RECORDED DATA section start

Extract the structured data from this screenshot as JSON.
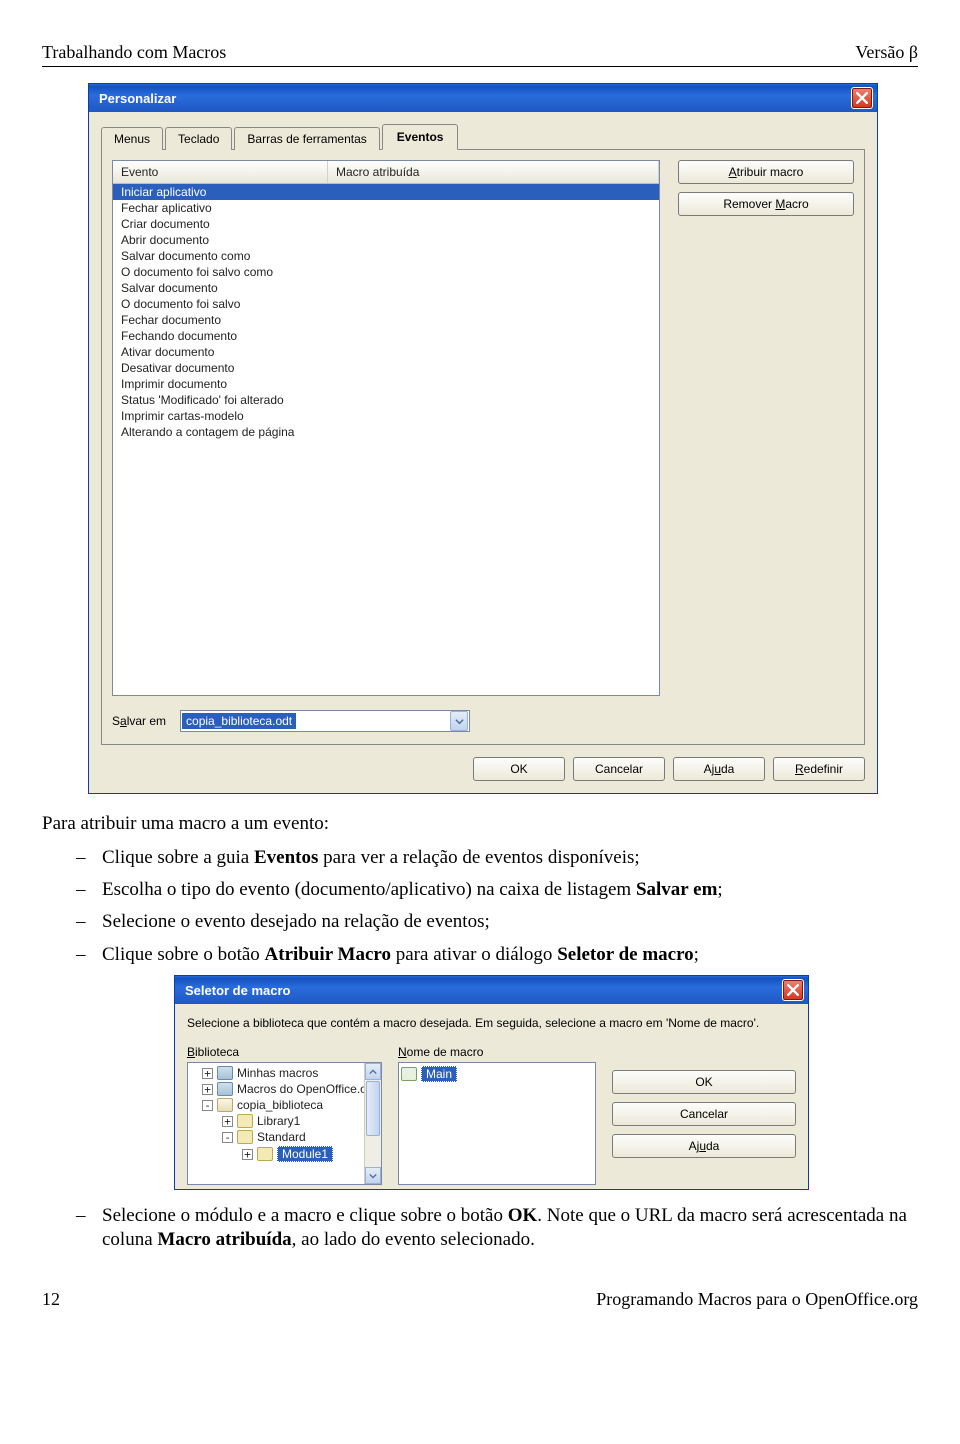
{
  "header": {
    "left": "Trabalhando com Macros",
    "right": "Versão  β"
  },
  "dialog1": {
    "title": "Personalizar",
    "tabs": [
      "Menus",
      "Teclado",
      "Barras de ferramentas",
      "Eventos"
    ],
    "active_tab_index": 3,
    "col_event": "Evento",
    "col_macro": "Macro atribuída",
    "events": [
      "Iniciar aplicativo",
      "Fechar aplicativo",
      "Criar documento",
      "Abrir documento",
      "Salvar documento como",
      "O documento foi salvo como",
      "Salvar documento",
      "O documento foi salvo",
      "Fechar documento",
      "Fechando documento",
      "Ativar documento",
      "Desativar documento",
      "Imprimir documento",
      "Status 'Modificado' foi alterado",
      "Imprimir cartas-modelo",
      "Alterando a contagem de página"
    ],
    "selected_event_index": 0,
    "btn_assign_pre": "A",
    "btn_assign_post": "tribuir macro",
    "btn_remove_pre": "Remover ",
    "btn_remove_u": "M",
    "btn_remove_post": "acro",
    "save_label_pre": "S",
    "save_label_u": "a",
    "save_label_post": "lvar em",
    "save_value": "copia_biblioteca.odt",
    "footer": {
      "ok": "OK",
      "cancel": "Cancelar",
      "help_pre": "Aj",
      "help_u": "u",
      "help_post": "da",
      "reset_u": "R",
      "reset_post": "edefinir"
    }
  },
  "paragraph_intro": "Para atribuir uma macro a um evento:",
  "bullets_top": [
    {
      "pre": "Clique sobre a guia ",
      "b": "Eventos",
      "post": " para ver a relação de eventos disponíveis;"
    },
    {
      "pre": "Escolha o tipo do evento (documento/aplicativo) na caixa de listagem ",
      "b": "Salvar em",
      "post": ";"
    },
    {
      "plain": "Selecione o evento desejado na relação de eventos;"
    },
    {
      "pre": "Clique sobre o botão ",
      "b": "Atribuir Macro",
      "post1": " para ativar o diálogo ",
      "b2": "Seletor de macro",
      "post2": ";"
    }
  ],
  "dialog2": {
    "title": "Seletor de macro",
    "desc": "Selecione a biblioteca que contém a macro desejada. Em seguida, selecione a macro em 'Nome de macro'.",
    "lbl_biblioteca_u": "B",
    "lbl_biblioteca_post": "iblioteca",
    "lbl_nome_u": "N",
    "lbl_nome_post": "ome de macro",
    "tree": {
      "minhas": "Minhas macros",
      "macros_oo": "Macros do OpenOffice.o",
      "copia": "copia_biblioteca",
      "library1": "Library1",
      "standard": "Standard",
      "module1": "Module1"
    },
    "main_macro": "Main",
    "btn_ok": "OK",
    "btn_cancel": "Cancelar",
    "btn_help_pre": "Aj",
    "btn_help_u": "u",
    "btn_help_post": "da"
  },
  "bullet_bottom": {
    "pre": "Selecione o módulo e a macro e clique sobre o botão ",
    "b1": "OK",
    "mid": ". Note que o URL da macro será acrescentada na coluna ",
    "b2": "Macro atribuída",
    "post": ", ao lado do evento selecionado."
  },
  "footer": {
    "left": "12",
    "right": "Programando Macros para o OpenOffice.org"
  }
}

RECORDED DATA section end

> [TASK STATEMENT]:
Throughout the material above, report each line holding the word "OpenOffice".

> [RESULT]:
      "macros_oo": "Macros do OpenOffice.o",
    "right": "Programando Macros para o OpenOffice.org"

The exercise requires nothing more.